I Kings 18:26-31: "So they took the bull given them and prepared it. Then they called on the name of Baal from morning till noon. 'O Baal, answer us!' they shouted. But there was no response; no one answered. And they danced around the altar they had made.

"At noon Elijah began to taunt them. 'Shout louder!' he said. 'Surely he is a god! Perhaps he is deep in thought, or busy, or traveling. Maybe he is sleeping and must be awakened.'"

Psalm 2:4-6: "The kings of the earth take their stand and the rulers gather together against the Lord and against his Anointed One. 'Let us break their chains,' they say, 'and throw off their fetters.' The One enthroned in heaven laughs; the Lord scoffs at them. Then he rebukes them in his anger and terrifies them in his wrath, saying, 'I have installed my King on Zion, my holy hill.'"

Matthew 7:3-5: "Why do you look at the speck of sawdust in your brother's eye and pay no attention to the plank in your own eye? How can you say to your brother 'Let me take the speck out of your eye,' when all the time there is a plank in your own eye? You hypocrite, first take the plank out of your own eye, and then you will see clearly to remove the speck from your brother's eye."

Humor in Scripture

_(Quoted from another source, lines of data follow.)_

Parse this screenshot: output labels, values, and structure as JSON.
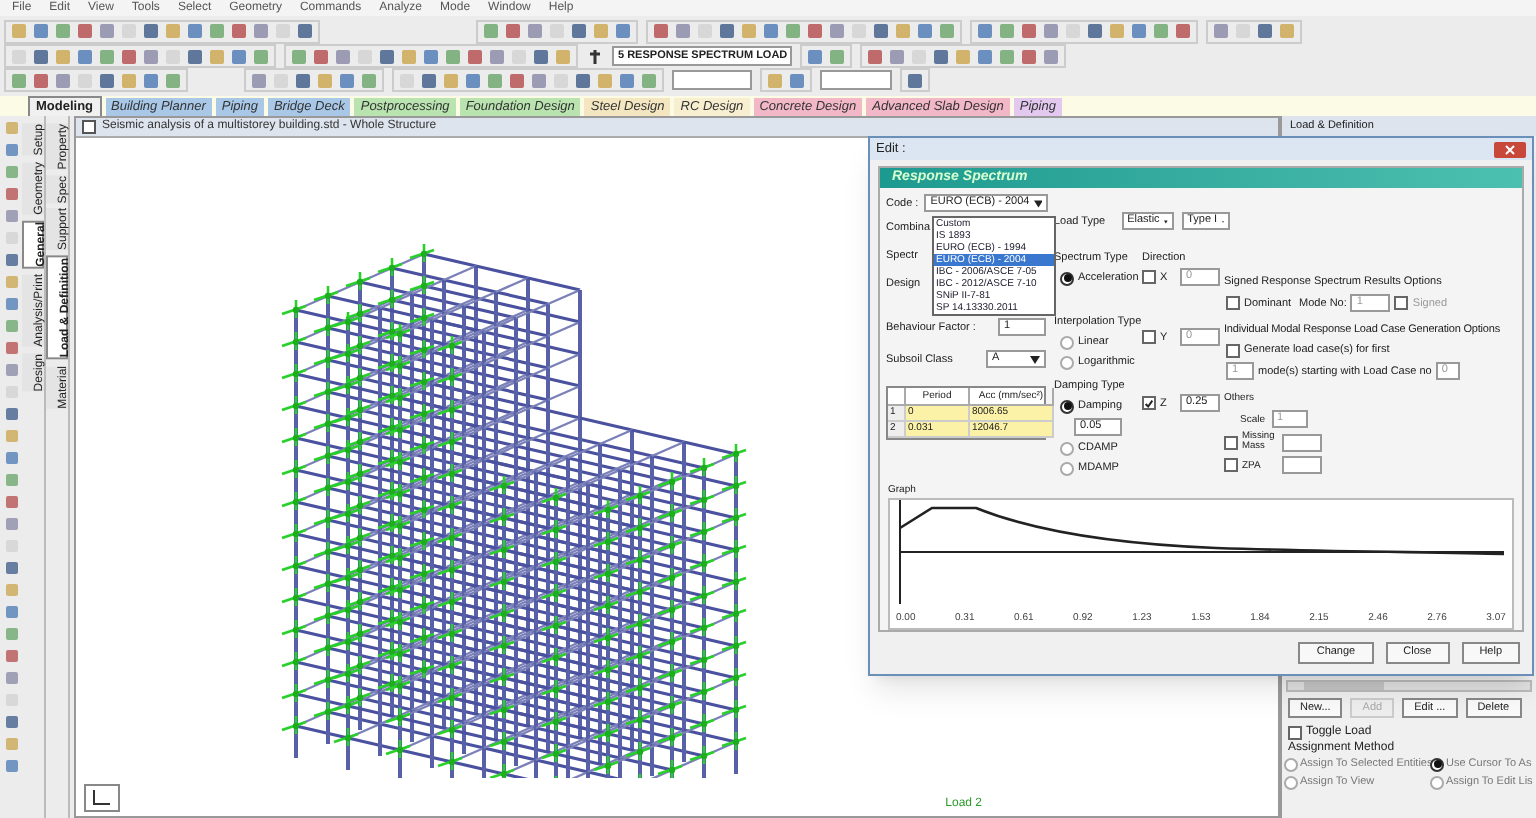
{
  "menu_bar": [
    "File",
    "Edit",
    "View",
    "Tools",
    "Select",
    "Geometry",
    "Commands",
    "Analyze",
    "Mode",
    "Window",
    "Help"
  ],
  "toolbar": {
    "load_case_dropdown": "5 RESPONSE SPECTRUM LOAD"
  },
  "mode_tabs": [
    {
      "label": "Modeling",
      "selected": true,
      "color": "#f0f0f0"
    },
    {
      "label": "Building Planner",
      "selected": false,
      "color": "#a9c8e8"
    },
    {
      "label": "Piping",
      "selected": false,
      "color": "#a9c8e8"
    },
    {
      "label": "Bridge Deck",
      "selected": false,
      "color": "#a9c8e8"
    },
    {
      "label": "Postprocessing",
      "selected": false,
      "color": "#b9e4b0"
    },
    {
      "label": "Foundation Design",
      "selected": false,
      "color": "#b9e4b0"
    },
    {
      "label": "Steel Design",
      "selected": false,
      "color": "#f3e6c0"
    },
    {
      "label": "RC Design",
      "selected": false,
      "color": "#f8efd0"
    },
    {
      "label": "Concrete Design",
      "selected": false,
      "color": "#f2b8c8"
    },
    {
      "label": "Advanced Slab Design",
      "selected": false,
      "color": "#f2b8c8"
    },
    {
      "label": "Piping",
      "selected": false,
      "color": "#e3c8f0"
    }
  ],
  "side_tabs": {
    "column_1": [
      {
        "label": "Setup",
        "selected": false
      },
      {
        "label": "Geometry",
        "selected": false
      },
      {
        "label": "General",
        "selected": true
      },
      {
        "label": "Analysis/Print",
        "selected": false
      },
      {
        "label": "Design",
        "selected": false
      }
    ],
    "column_2": [
      {
        "label": "Property",
        "selected": false
      },
      {
        "label": "Spec",
        "selected": false
      },
      {
        "label": "Support",
        "selected": false
      },
      {
        "label": "Load & Definition",
        "selected": true
      },
      {
        "label": "Material",
        "selected": false
      }
    ]
  },
  "viewport": {
    "title": "Seismic analysis of a multistorey building.std - Whole Structure",
    "load_label": "Load 2"
  },
  "dialog": {
    "title": "Edit :",
    "panel_title": "Response Spectrum",
    "code": {
      "label": "Code :",
      "value": "EURO (ECB) - 2004",
      "options": [
        {
          "label": "Custom",
          "selected": false
        },
        {
          "label": "IS 1893",
          "selected": false
        },
        {
          "label": "EURO (ECB) - 1994",
          "selected": false
        },
        {
          "label": "EURO (ECB) - 2004",
          "selected": true
        },
        {
          "label": "IBC - 2006/ASCE 7-05",
          "selected": false
        },
        {
          "label": "IBC - 2012/ASCE 7-10",
          "selected": false
        },
        {
          "label": "SNiP II-7-81",
          "selected": false
        },
        {
          "label": "SP 14.13330.2011",
          "selected": false
        }
      ]
    },
    "hidden_labels": [
      "Combina",
      "Spectr",
      "Design"
    ],
    "behaviour_factor": {
      "label": "Behaviour Factor :",
      "value": "1"
    },
    "subsoil_class": {
      "label": "Subsoil Class",
      "value": "A"
    },
    "table": {
      "columns": [
        "",
        "Period",
        "Acc (mm/sec²)"
      ],
      "rows": [
        [
          "1",
          "0",
          "8006.65"
        ],
        [
          "2",
          "0.031",
          "12046.7"
        ]
      ]
    },
    "load_type": {
      "label": "Load Type",
      "value": "Elastic",
      "type_value": "Type I"
    },
    "spectrum_type": {
      "label": "Spectrum Type",
      "options": [
        {
          "label": "Acceleration",
          "selected": true
        }
      ]
    },
    "direction": {
      "label": "Direction",
      "axes": [
        {
          "label": "X",
          "checked": false,
          "value": "0"
        },
        {
          "label": "Y",
          "checked": false,
          "value": "0"
        },
        {
          "label": "Z",
          "checked": true,
          "value": "0.25"
        }
      ]
    },
    "interpolation_type": {
      "label": "Interpolation Type",
      "options": [
        {
          "label": "Linear",
          "selected": false
        },
        {
          "label": "Logarithmic",
          "selected": false
        }
      ]
    },
    "damping_type": {
      "label": "Damping Type",
      "options": [
        {
          "label": "Damping",
          "selected": true
        },
        {
          "label": "CDAMP",
          "selected": false
        },
        {
          "label": "MDAMP",
          "selected": false
        }
      ],
      "damping_value": "0.05"
    },
    "signed_options": {
      "label": "Signed Response Spectrum Results Options",
      "dominant": {
        "label": "Dominant",
        "checked": false
      },
      "mode_no_label": "Mode No:",
      "mode_no": "1",
      "signed": {
        "label": "Signed",
        "checked": false
      }
    },
    "modal_options": {
      "label": "Individual Modal Response Load Case Generation Options",
      "generate": {
        "label": "Generate load case(s) for first",
        "checked": false
      },
      "modes": "1",
      "modes_text": "mode(s) starting with Load Case no",
      "load_case_no": "0"
    },
    "others": {
      "label": "Others",
      "scale_label": "Scale",
      "scale": "1",
      "missing_mass": {
        "label": "Missing Mass",
        "checked": false
      },
      "zpa": {
        "label": "ZPA",
        "checked": false
      }
    },
    "graph": {
      "label": "Graph",
      "x_tick_labels": [
        "0.00",
        "0.31",
        "0.61",
        "0.92",
        "1.23",
        "1.53",
        "1.84",
        "2.15",
        "2.46",
        "2.76",
        "3.07"
      ]
    },
    "buttons": [
      "Change",
      "Close",
      "Help"
    ]
  },
  "load_panel": {
    "title": "Load & Definition",
    "buttons": [
      {
        "label": "New...",
        "disabled": false
      },
      {
        "label": "Add",
        "disabled": true
      },
      {
        "label": "Edit ...",
        "disabled": false
      },
      {
        "label": "Delete",
        "disabled": false
      }
    ],
    "toggle_load": {
      "label": "Toggle Load",
      "checked": false
    },
    "assignment_label": "Assignment Method",
    "assignment_options": [
      {
        "label": "Assign To Selected Entities",
        "selected": false
      },
      {
        "label": "Use Cursor To As",
        "selected": true
      },
      {
        "label": "Assign To View",
        "selected": false
      },
      {
        "label": "Assign To Edit Lis",
        "selected": false
      }
    ]
  }
}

Sometimes we miss the humor in scripture. There's something laughable about a poor fool with a two-by-four protruding out of his eye, groping around half-blind trying to pick some sawdust from his coworker's eye. Humor is almost always dependent on our awareness of a discrepancy. Even the lamest "Knock Knock" joke has this principle behind it:

"Knock Knock."

"Who's there?"


"Harry who?"

"Hairy toes."

We laugh (or perhaps groan) because the two parts don't match up, and suddenly, we know why.

Satire in Comedy

Satire is a particular form of comedy, one that exposes and mocks the hypocrisy of human pretension and folly. Elijah's satire stung the hollow deceptions of the priests of Baal, painting their god as asleep or distracted or indisposed but finally and actually non-existent. Satire is not always kind in its humor, but at its best its acerbic bite is intended to call us on our lies. Sometimes, we need a less-than-gentle laughter to poke holes in our puffed-up but empty masks.

When God scoffs at the rebellious nations, he does not intend to be cruel. But the discrepancy between our pompous claims and our weak reality is bound to raise a laugh.

Central Insight: Satire is intended to mock evil and thereby warn us against our follies.

Suggestions for Application: Discuss how a particular instance of satire makes wrongdoing laughable.